It also works with Linux. You can read about and download the program here: This link was sent to me by Andrey Rumyantsev, who wrote the program after years of using the above methods. Here is a description someone sent me: The ability to use the umlaut should already be there.
On my English keyboard I type Alt-Gr 2 then the letter. I find it more convenient to enter French and German accents directly using the At-Gr key which seems to be one of the hidden secrets of the PC. The standard PC keyboard gives a way to enter German and other Western Europe accents directly providing the keyboard has been defined to do so. German and French keyboards, for example do it by default. This input is system wide, not specific to LibreOffice. I have appended a sample of the UK extended keyboard layout.
The American one is similar. Level-1 is lowercase and Level-2 is Uppercase Shift.
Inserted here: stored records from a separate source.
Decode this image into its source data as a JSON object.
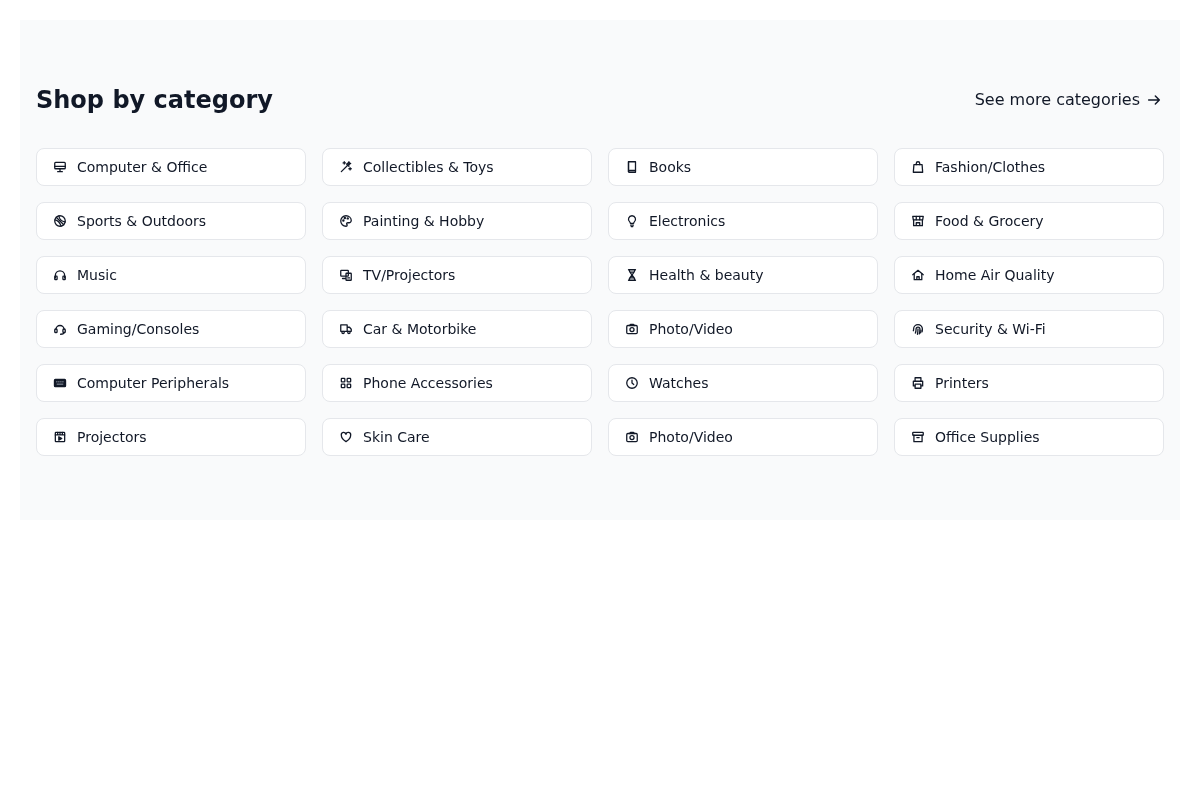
{
  "section": {
    "title": "Shop by category",
    "link": {
      "label": "See more categories"
    }
  },
  "categories": [
    {
      "label": "Computer & Office"
    },
    {
      "label": "Collectibles & Toys"
    },
    {
      "label": "Books"
    },
    {
      "label": "Fashion/Clothes"
    },
    {
      "label": "Sports & Outdoors"
    },
    {
      "label": "Painting & Hobby"
    },
    {
      "label": "Electronics"
    },
    {
      "label": "Food & Grocery"
    },
    {
      "label": "Music"
    },
    {
      "label": "TV/Projectors"
    },
    {
      "label": "Health & beauty"
    },
    {
      "label": "Home Air Quality"
    },
    {
      "label": "Gaming/Consoles"
    },
    {
      "label": "Car & Motorbike"
    },
    {
      "label": "Photo/Video"
    },
    {
      "label": "Security & Wi-Fi"
    },
    {
      "label": "Computer Peripherals"
    },
    {
      "label": "Phone Accessories"
    },
    {
      "label": "Watches"
    },
    {
      "label": "Printers"
    },
    {
      "label": "Projectors"
    },
    {
      "label": "Skin Care"
    },
    {
      "label": "Photo/Video"
    },
    {
      "label": "Office Supplies"
    }
  ]
}
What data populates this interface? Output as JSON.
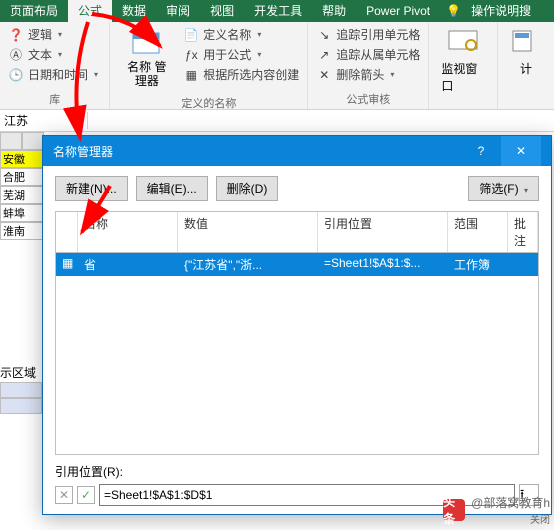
{
  "ribbon": {
    "tabs": [
      "页面布局",
      "公式",
      "数据",
      "审阅",
      "视图",
      "开发工具",
      "帮助",
      "Power Pivot"
    ],
    "active_tab_index": 1,
    "tell_me": "操作说明搜",
    "group1": {
      "items": [
        "逻辑",
        "文本",
        "日期和时间"
      ],
      "label": "库"
    },
    "group2": {
      "big": "名称\n管理器",
      "items": [
        "定义名称",
        "用于公式",
        "根据所选内容创建"
      ],
      "label": "定义的名称"
    },
    "group3": {
      "items": [
        "追踪引用单元格",
        "追踪从属单元格",
        "删除箭头"
      ],
      "label": "公式审核"
    },
    "group4": {
      "big": "监视窗口"
    },
    "group5": {
      "big": "计"
    }
  },
  "name_box": "江苏",
  "sheet_cells": [
    "安徽",
    "合肥",
    "芜湖",
    "蚌埠",
    "淮南"
  ],
  "side_label": "示区域",
  "dialog": {
    "title": "名称管理器",
    "btn_new": "新建(N)...",
    "btn_edit": "编辑(E)...",
    "btn_delete": "删除(D)",
    "btn_filter": "筛选(F)",
    "columns": {
      "name": "名称",
      "value": "数值",
      "ref": "引用位置",
      "scope": "范围",
      "note": "批注"
    },
    "row": {
      "name": "省",
      "value": "{\"江苏省\",\"浙...",
      "ref": "=Sheet1!$A$1:$...",
      "scope": "工作簿",
      "note": ""
    },
    "ref_label": "引用位置(R):",
    "ref_value": "=Sheet1!$A$1:$D$1"
  },
  "watermark": {
    "brand": "头条",
    "text": "@部落窝教育h",
    "close": "关闭"
  }
}
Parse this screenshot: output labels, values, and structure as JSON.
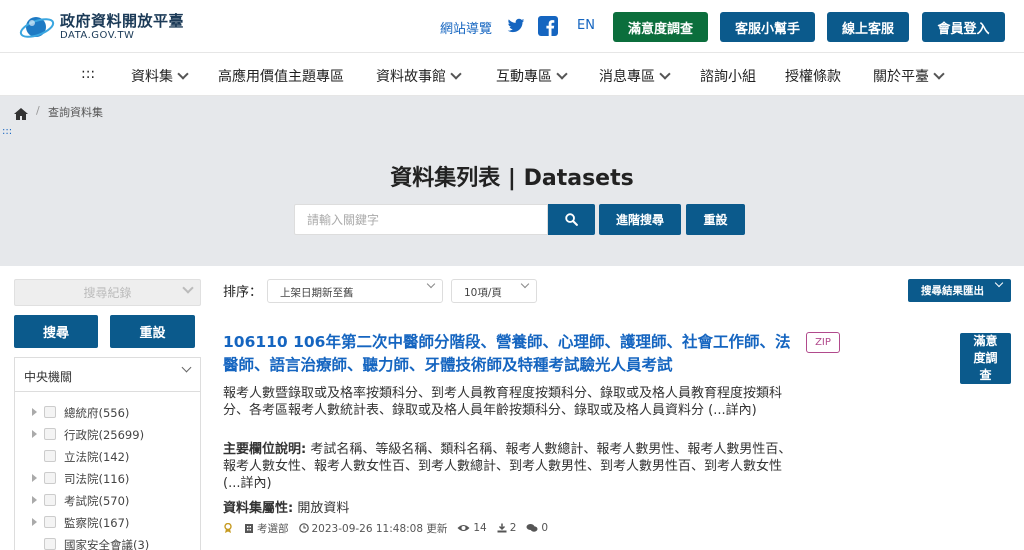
{
  "header": {
    "logo_title": "政府資料開放平臺",
    "logo_sub": "DATA.GOV.TW",
    "sitemap": "網站導覽",
    "lang": "EN",
    "buttons": [
      "滿意度調查",
      "客服小幫手",
      "線上客服",
      "會員登入"
    ]
  },
  "nav": {
    "anchor": ":::",
    "items": [
      "資料集",
      "高應用價值主題專區",
      "資料故事館",
      "互動專區",
      "消息專區",
      "諮詢小組",
      "授權條款",
      "關於平臺"
    ]
  },
  "hero": {
    "breadcrumb": "查詢資料集",
    "anchor": ":::",
    "title": "資料集列表 | Datasets",
    "search_placeholder": "請輸入關鍵字",
    "advanced_label": "進階搜尋",
    "reset_label": "重設"
  },
  "sidebar": {
    "history_placeholder": "搜尋紀錄",
    "search_label": "搜尋",
    "reset_label": "重設",
    "facet_title": "中央機關",
    "facets": [
      "總統府(556)",
      "行政院(25699)",
      "立法院(142)",
      "司法院(116)",
      "考試院(570)",
      "監察院(167)",
      "國家安全會議(3)"
    ]
  },
  "main": {
    "sort_label": "排序：",
    "sort_value": "上架日期新至舊",
    "page_size": "10項/頁",
    "export_label": "搜尋結果匯出",
    "dataset": {
      "title": "106110 106年第二次中醫師分階段、營養師、心理師、護理師、社會工作師、法醫師、語言治療師、聽力師、牙體技術師及特種考試驗光人員考試",
      "format": "ZIP",
      "satisfaction": "滿意度調查",
      "description": "報考人數暨錄取或及格率按類科分、到考人員教育程度按類科分、錄取或及格人員教育程度按類科分、各考區報考人數統計表、錄取或及格人員年齡按類科分、錄取或及格人員資料分 (...詳內)",
      "fields_label": "主要欄位說明:",
      "fields": "考試名稱、等級名稱、類科名稱、報考人數總計、報考人數男性、報考人數男性百、報考人數女性、報考人數女性百、到考人數總計、到考人數男性、到考人數男性百、到考人數女性 (...詳內)",
      "attr_label": "資料集屬性:",
      "attr_value": "開放資料",
      "agency": "考選部",
      "updated": "2023-09-26 11:48:08 更新",
      "views": "14",
      "downloads": "2",
      "comments": "0"
    }
  },
  "colors": {
    "primary": "#0b5a8c",
    "green": "#0b6e3c",
    "link": "#1565c0",
    "hero_bg": "#e6e8eb",
    "zip": "#b14a8c"
  }
}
To use these keys, if they are not already defined in your system you need to add the 'United Kingdom Extended keyboard layout' for UK keyboards.